**Instructions for the task**
Gather every line in the records below that contains the word "name".

*** Stored data Section Begins ***

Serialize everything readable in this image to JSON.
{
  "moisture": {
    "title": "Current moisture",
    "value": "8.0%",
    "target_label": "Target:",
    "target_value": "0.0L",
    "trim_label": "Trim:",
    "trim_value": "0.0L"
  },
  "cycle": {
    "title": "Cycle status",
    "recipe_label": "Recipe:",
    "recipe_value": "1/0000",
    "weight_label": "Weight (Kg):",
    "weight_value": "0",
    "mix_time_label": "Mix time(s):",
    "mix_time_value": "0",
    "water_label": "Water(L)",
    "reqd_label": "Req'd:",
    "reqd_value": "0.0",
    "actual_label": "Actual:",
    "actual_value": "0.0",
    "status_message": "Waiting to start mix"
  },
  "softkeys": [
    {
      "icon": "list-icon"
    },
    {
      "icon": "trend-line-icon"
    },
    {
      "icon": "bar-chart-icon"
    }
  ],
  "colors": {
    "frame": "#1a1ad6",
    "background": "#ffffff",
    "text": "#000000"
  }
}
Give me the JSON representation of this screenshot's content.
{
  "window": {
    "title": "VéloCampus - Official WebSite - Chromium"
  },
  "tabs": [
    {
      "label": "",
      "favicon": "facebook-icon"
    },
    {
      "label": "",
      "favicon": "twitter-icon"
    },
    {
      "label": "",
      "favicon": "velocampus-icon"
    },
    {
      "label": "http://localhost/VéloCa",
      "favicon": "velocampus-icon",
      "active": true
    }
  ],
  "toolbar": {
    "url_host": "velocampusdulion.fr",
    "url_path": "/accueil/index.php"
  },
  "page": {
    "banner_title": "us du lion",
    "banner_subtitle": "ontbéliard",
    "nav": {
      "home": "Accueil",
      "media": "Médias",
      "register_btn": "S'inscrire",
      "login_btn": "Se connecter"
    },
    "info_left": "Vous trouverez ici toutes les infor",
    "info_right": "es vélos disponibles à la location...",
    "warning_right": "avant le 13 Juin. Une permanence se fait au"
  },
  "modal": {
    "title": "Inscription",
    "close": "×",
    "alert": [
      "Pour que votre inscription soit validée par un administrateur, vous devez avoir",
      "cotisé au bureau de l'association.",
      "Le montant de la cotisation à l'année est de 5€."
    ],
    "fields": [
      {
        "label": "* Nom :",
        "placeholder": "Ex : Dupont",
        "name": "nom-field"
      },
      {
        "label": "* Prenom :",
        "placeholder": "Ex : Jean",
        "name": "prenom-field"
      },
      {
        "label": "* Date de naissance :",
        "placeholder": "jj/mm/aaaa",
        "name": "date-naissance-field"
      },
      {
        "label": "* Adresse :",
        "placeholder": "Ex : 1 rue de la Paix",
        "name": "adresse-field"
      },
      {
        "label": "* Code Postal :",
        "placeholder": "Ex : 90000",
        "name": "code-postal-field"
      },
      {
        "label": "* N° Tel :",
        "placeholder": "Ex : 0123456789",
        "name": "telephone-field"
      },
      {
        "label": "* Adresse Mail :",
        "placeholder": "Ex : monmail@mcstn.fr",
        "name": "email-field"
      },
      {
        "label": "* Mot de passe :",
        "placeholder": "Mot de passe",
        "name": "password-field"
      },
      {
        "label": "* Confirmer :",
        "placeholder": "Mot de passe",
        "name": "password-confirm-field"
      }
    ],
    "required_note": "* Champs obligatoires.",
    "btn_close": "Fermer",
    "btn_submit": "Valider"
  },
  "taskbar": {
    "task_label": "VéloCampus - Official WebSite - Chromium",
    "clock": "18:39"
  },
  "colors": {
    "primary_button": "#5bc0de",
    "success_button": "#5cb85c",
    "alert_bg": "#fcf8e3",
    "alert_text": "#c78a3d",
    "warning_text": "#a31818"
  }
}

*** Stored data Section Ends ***

**Final answer**
        "name": "nom-field"
        "name": "prenom-field"
        "name": "date-naissance-field"
        "name": "adresse-field"
        "name": "code-postal-field"
        "name": "telephone-field"
        "name": "email-field"
        "name": "password-field"
        "name": "password-confirm-field"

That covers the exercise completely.